# WHAT YOU ARE ASKED TO DO:
Copy, from the entries below, each line where the word "this" can be found.

┌─ EXTRACTED INFORMATION

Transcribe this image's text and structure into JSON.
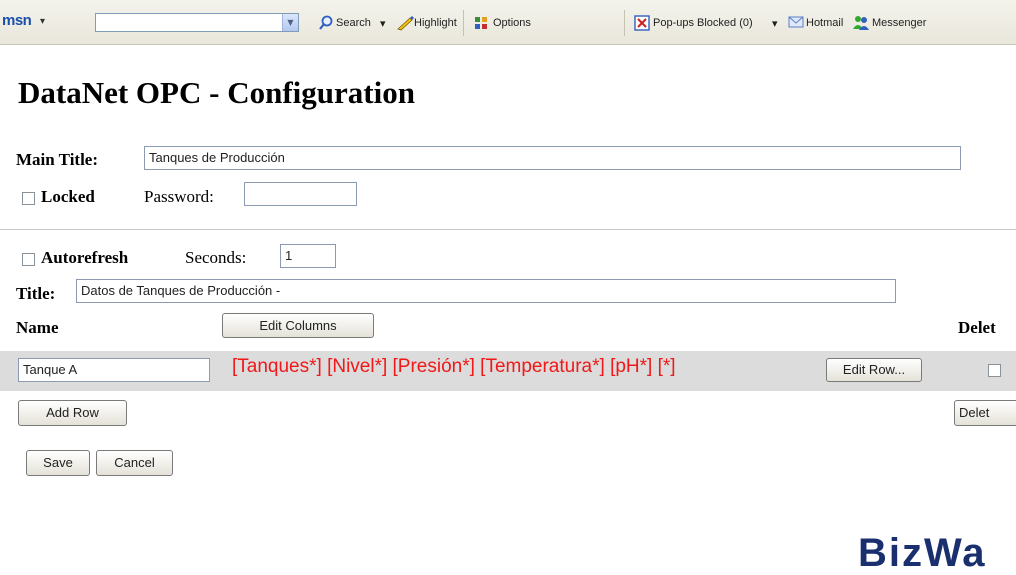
{
  "toolbar": {
    "logo": "msn",
    "search_label": "Search",
    "highlight_label": "Highlight",
    "options_label": "Options",
    "popups_label": "Pop-ups Blocked (0)",
    "hotmail_label": "Hotmail",
    "messenger_label": "Messenger"
  },
  "page": {
    "title": "DataNet OPC - Configuration"
  },
  "main_title": {
    "label": "Main Title:",
    "value": "Tanques de Producción"
  },
  "locked": {
    "label": "Locked",
    "checked": false,
    "password_label": "Password:",
    "password_value": ""
  },
  "autorefresh": {
    "label": "Autorefresh",
    "checked": false,
    "seconds_label": "Seconds:",
    "seconds_value": "1"
  },
  "table_title": {
    "label": "Title:",
    "value": "Datos de Tanques de Producción -"
  },
  "grid": {
    "name_header": "Name",
    "edit_columns_label": "Edit Columns",
    "delete_header": "Delet",
    "rows": [
      {
        "name": "Tanque A",
        "tags": "[Tanques*] [Nivel*] [Presión*] [Temperatura*] [pH*] [*]",
        "edit_row_label": "Edit Row...",
        "delete_checked": false
      }
    ],
    "add_row_label": "Add Row",
    "delete_button_label": "Delet"
  },
  "actions": {
    "save_label": "Save",
    "cancel_label": "Cancel"
  },
  "footer": {
    "logo_text": "BizWa"
  },
  "colors": {
    "tag_text": "#f01818",
    "row_band": "#dcdcdc",
    "logo": "#1a2f6d"
  }
}
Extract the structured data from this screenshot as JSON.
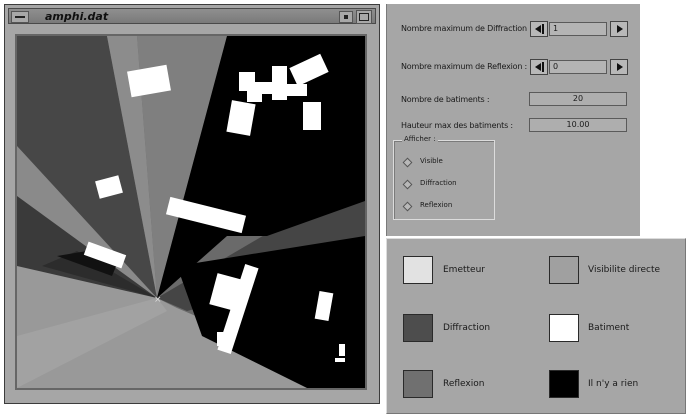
{
  "window": {
    "title": "amphi.dat",
    "menu_icon": "menu-bar-icon",
    "minimize_icon": "minimize-icon",
    "maximize_icon": "maximize-icon"
  },
  "scene": {
    "colors": {
      "emitter_light": "#e4e4e4",
      "direct_visibility": "#9c9c9c",
      "diffraction": "#4f4f4f",
      "reflection": "#6e6e6e",
      "building": "#ffffff",
      "nothing": "#000000"
    },
    "emitter_marker": "×"
  },
  "params": {
    "max_diffraction": {
      "label": "Nombre maximum de Diffraction :",
      "value": "1"
    },
    "max_reflection": {
      "label": "Nombre maximum de Reflexion :",
      "value": "0"
    },
    "nb_buildings": {
      "label": "Nombre de batiments :",
      "value": "20"
    },
    "max_height": {
      "label": "Hauteur max des batiments :",
      "value": "10.00"
    },
    "display": {
      "title": "Afficher :",
      "options": [
        "Visible",
        "Diffraction",
        "Reflexion"
      ]
    }
  },
  "legend": {
    "items": [
      {
        "label": "Emetteur",
        "color": "#e2e2e2"
      },
      {
        "label": "Visibilite directe",
        "color": "#a0a0a0"
      },
      {
        "label": "Diffraction",
        "color": "#4d4d4d"
      },
      {
        "label": "Batiment",
        "color": "#ffffff"
      },
      {
        "label": "Reflexion",
        "color": "#707070"
      },
      {
        "label": "Il n'y a rien",
        "color": "#000000"
      }
    ]
  }
}
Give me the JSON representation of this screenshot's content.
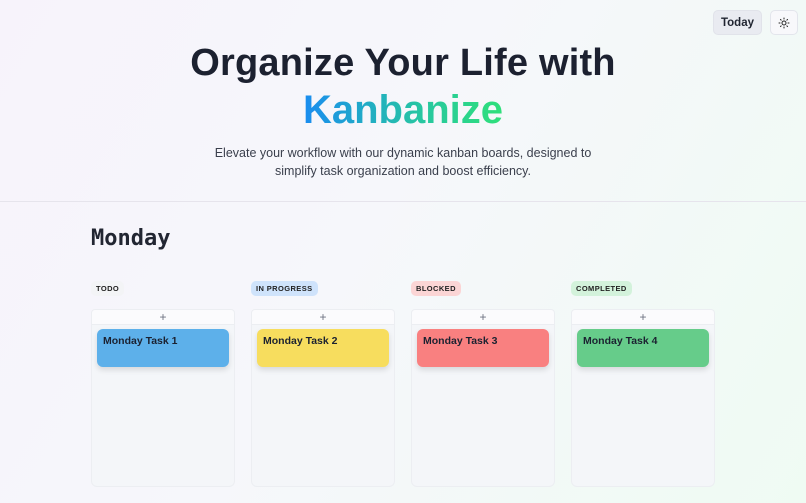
{
  "header": {
    "today_label": "Today",
    "theme_icon": "sun-icon"
  },
  "hero": {
    "title_line1": "Organize Your Life with",
    "brand": "Kanbanize",
    "tagline_line1": "Elevate your workflow with our dynamic kanban boards, designed to",
    "tagline_line2": "simplify task organization and boost efficiency."
  },
  "board": {
    "day": "Monday",
    "add_symbol": "+",
    "columns": [
      {
        "label": "TODO",
        "pill_color": "#f3f4f6",
        "card": "Monday Task 1",
        "card_color": "#5db0ea"
      },
      {
        "label": "IN PROGRESS",
        "pill_color": "#cfe3fb",
        "card": "Monday Task 2",
        "card_color": "#f7dd5e"
      },
      {
        "label": "BLOCKED",
        "pill_color": "#fbd5d5",
        "card": "Monday Task 3",
        "card_color": "#f98080"
      },
      {
        "label": "COMPLETED",
        "pill_color": "#d3f2db",
        "card": "Monday Task 4",
        "card_color": "#66cc8a"
      }
    ]
  },
  "colors": {
    "brand_gradient_start": "#1a8cf0",
    "brand_gradient_end": "#2fe07a"
  }
}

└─

# ANSWER BELOW:
Transcribe this image's text and structure into JSON.
Extract the structured data from this screenshot as JSON.
Give me the JSON representation of this screenshot's content.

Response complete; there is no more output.